Two Swastikas Discovered at B-CC

“[Maryland] has seen a 98% increase [in antisemitic incidents] between 2021 to 2022, and a 132% increase from 2020,” according to Montgomery County Councilmember Andrew Friedson.

B-CC is again confronted with antisemitism in its student body, with two graffiti pieces resembling swastikas recently found in a bathroom and on a desk. These roughly quarter-sized hate symbols were discovered following an uptick in antisemitic incidents.

“[Maryland] has seen a 98% increase [in antisemitic incidents] between 2021 to 2022, and a 132% increase from 2020,” according to Montgomery County Councilmember Andrew Friedson. This recent explosion in antisemitism is echoed across the nation, as the Anti-Defamation League reported a 3,697 antisemitic incidents in 2022, the most since they started keeping records. 

Senior Ailey Fogel-Bublick shared, “[The incidents] make me feel a little bit anxious.” Senior Sasha Grosberg commented, “The scale of [antisemitism] is not understood by people outside of the [Jewish] community.” She added, “When you go to synagogue, there’s a police officer outside.

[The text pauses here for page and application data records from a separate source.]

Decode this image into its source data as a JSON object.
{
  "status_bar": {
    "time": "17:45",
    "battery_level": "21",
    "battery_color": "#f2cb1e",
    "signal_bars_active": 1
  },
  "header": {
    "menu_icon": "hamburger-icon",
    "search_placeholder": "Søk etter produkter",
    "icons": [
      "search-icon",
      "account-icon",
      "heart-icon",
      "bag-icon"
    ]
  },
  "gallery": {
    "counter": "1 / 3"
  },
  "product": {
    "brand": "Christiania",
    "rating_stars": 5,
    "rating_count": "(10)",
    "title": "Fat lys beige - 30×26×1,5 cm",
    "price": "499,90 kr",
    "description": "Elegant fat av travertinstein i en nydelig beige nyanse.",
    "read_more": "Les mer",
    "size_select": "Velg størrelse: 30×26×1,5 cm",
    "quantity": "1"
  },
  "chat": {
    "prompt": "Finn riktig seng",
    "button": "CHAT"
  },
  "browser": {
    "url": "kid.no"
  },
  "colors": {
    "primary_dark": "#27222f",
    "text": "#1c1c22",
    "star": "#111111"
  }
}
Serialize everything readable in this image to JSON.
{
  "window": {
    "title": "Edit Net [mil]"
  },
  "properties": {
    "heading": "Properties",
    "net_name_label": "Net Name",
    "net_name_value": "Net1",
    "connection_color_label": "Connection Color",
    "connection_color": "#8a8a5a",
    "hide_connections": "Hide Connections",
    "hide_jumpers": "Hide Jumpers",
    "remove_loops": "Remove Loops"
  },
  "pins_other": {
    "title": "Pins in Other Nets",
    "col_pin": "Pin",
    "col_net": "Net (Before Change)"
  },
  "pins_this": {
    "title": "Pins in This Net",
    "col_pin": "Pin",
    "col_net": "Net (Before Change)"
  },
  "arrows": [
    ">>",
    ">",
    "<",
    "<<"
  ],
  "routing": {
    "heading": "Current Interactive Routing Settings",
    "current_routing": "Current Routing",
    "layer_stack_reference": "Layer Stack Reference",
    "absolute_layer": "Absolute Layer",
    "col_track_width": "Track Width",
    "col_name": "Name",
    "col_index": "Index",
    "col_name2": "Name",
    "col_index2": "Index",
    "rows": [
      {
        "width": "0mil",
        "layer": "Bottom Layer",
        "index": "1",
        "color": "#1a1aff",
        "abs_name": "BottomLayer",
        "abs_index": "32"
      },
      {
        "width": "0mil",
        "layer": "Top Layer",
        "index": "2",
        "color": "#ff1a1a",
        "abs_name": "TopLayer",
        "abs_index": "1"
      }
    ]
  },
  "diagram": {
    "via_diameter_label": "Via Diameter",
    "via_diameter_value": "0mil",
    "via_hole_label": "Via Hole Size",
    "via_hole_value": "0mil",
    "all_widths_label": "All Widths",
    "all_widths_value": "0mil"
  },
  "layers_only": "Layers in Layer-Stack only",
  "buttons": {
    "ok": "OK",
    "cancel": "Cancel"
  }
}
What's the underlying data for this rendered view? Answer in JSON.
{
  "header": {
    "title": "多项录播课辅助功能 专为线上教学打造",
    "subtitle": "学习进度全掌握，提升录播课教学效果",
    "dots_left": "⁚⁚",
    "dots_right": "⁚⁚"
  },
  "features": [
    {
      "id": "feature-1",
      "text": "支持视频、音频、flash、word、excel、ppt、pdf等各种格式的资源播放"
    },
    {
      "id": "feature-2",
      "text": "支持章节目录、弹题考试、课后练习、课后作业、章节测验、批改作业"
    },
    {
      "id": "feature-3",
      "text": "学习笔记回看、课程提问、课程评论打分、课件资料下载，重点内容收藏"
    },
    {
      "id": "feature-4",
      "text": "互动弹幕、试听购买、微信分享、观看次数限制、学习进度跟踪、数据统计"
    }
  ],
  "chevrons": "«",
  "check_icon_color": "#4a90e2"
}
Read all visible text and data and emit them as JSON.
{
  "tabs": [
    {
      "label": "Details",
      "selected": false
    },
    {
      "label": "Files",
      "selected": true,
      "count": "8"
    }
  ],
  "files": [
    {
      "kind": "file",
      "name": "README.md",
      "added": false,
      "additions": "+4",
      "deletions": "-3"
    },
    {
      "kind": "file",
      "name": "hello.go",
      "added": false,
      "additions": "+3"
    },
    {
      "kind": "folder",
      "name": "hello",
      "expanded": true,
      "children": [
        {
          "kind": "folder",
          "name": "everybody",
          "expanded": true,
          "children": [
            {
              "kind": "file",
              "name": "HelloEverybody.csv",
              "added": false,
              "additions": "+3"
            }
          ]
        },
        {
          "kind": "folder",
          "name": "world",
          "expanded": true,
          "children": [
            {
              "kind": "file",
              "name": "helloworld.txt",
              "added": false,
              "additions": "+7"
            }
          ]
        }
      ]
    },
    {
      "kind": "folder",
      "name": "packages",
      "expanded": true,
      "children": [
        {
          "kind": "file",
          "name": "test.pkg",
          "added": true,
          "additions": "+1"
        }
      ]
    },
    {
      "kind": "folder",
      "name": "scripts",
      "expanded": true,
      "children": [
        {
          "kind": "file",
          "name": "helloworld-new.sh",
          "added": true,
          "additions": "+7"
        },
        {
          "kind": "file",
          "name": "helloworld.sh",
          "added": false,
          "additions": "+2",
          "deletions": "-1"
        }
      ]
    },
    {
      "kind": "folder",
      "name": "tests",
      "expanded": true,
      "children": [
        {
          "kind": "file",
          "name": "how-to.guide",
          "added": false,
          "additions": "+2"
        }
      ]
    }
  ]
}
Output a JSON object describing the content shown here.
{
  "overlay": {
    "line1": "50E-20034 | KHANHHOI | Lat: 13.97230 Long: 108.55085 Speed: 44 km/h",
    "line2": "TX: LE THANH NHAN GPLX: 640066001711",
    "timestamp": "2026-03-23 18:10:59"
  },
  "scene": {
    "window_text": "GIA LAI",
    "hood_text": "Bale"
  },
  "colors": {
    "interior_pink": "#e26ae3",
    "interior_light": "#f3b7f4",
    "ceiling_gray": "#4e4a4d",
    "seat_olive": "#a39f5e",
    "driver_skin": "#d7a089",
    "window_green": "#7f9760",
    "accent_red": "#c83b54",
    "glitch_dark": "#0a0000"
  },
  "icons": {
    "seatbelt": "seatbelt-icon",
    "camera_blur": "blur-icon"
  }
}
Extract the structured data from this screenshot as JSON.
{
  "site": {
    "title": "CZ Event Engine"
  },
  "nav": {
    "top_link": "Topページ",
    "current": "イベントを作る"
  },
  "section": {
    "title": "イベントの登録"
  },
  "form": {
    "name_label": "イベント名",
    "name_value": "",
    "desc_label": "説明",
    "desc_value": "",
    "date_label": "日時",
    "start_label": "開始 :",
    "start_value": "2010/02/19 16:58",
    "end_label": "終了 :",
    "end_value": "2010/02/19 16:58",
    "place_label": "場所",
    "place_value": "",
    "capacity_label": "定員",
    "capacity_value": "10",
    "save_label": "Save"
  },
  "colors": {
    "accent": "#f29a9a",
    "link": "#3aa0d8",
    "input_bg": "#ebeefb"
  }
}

When you go to church on Christmas day, there are not cops there.”

In response to rising antisemitism, MCPS central office created a new form to report antisemitic acts of hate that is “similar to the bullying and harassment form,” according to B-CC administrator Mrs. Vickie Adamson. Mrs. Adamson added that this new form has been used three times at B-CC since its inception. 

What sets this new form apart from the bullying and harassment one is that it is more specific to acts of hate, including options to report drawings, for example. “So [the form] might force us to look more closely at an incident,” said Mrs. Adamson. Once the report is filed, it is documented in Synergy, allowing the school to track the number of incidents that occur, making it easier to identify trends of hate.

Also in response to the antisemitism surge, and in addition to a previously held advisory lesson on antisemitism, the B-CC administration is working with the Anti-Defamation League’s “No Place for Hate” program and the school’s Jewish Student Union to plan another advisory lesson about antisemitism. This is set to take place on April 17, immediately before Holocaust Remembrance Day. “The plan currently is it’s going to be done through Social Studies and English classes,” says Dr. Hunter Hogewood, the director of the Social Studies department.

While the administration realizes that antisemitism is a prevalent issue and is striving to combat it, some in the B-CC community believe that the administration isn’t doing enough. “I wish B-CC was less reactive, more proactive,” said PTA President Lyric Winik, adding, “I would like the school to clearly state expectations for students and also faculty around how we can not only be diverse, but inclusive — and why it matters.” 

Similarly, some students believe that certain aspects of Jewish history, such as the holocaust, should be implemented into the curriculum of history classes. “I believe the county should make education about antisemitism mandatory, and not just an advisory lesson, but instead a well-researched lesson taught in an actual class so students pay attention,” said the President of the Jewish Culture Club and a junior at B-CC, Charlie Raibman. Another student, junior Noah Taylor, believes that “The incidents that occurred might have never occurred if we educated students on the topic of antisemitism.”

The county and schools have acknowledged the many incidents that have occurred over the school year, including Nazi symbols on walls and desks and the graffiti that was drawn at Whitman High School.

MCPS Associate Superintendent Dr. Peter Moran stated, “It’s a mistake to say that these events are hurtful only to Jewish students. These incidents are hurtful to all of us, everyone in the community.”